The Catholic Worker Movement was started in 1933 by Dorothy Day and Peter Maurin. Today, inspired by their example, Catholic Worker communities around the world and here in Ithaca operate houses of hospitality and communal farms. We strive to live according to Jesus’ teachings of justice, charity and compassion. We commit ourselves to the works of mercy: caring for the sick, clothing the naked, feeding the hungry, visiting the imprisoned, sheltering the homeless, comforting the mourning, burying the dead. We also confront the works of war, and are involved in faith-based, non-violent actions that challenge social injustice. An important part of our work is publishing a newspaper to help us educate agitate and organize.
We believe that “there is that of God in every person”, that all creation is interconnected and interdependent, and that the sacred lies in even the simplest acts. We hope to do small things with great love, and to be instruments of God’s renewal of the face of the earth.
We believe that the transformation of the world and of ourselves comes about by 1) serving each other and our neighbors, 2) working together to build trust, 3) studying and praying together, 4) confronting non-violently the wrongs of our society, 5) allowing faith to guide our acts and 6) taking personal responsibility for change.
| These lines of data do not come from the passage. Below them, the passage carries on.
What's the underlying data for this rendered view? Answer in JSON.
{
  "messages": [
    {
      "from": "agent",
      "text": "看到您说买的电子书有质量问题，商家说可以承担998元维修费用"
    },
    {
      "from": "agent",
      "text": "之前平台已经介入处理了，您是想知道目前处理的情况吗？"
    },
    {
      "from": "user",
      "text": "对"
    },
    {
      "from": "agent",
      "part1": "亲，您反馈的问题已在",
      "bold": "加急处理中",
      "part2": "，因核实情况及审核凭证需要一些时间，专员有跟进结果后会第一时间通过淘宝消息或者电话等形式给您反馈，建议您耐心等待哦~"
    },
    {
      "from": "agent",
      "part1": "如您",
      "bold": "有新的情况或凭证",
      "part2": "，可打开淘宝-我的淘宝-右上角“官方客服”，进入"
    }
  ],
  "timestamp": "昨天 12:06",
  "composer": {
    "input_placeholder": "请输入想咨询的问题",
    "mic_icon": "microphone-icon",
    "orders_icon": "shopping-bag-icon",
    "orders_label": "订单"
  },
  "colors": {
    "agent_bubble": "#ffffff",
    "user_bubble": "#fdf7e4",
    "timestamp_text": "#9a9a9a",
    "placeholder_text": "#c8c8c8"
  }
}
We meet regularly for silent meditation, communal prayer, sharing food, and to reflect on the teachings of Jesus and other teachers rooted in non-violence. All are welcome to join us. We offer shelter and support to people in need. We carry out actions of public witness, often timed to the rhythms of the liturgical calendar.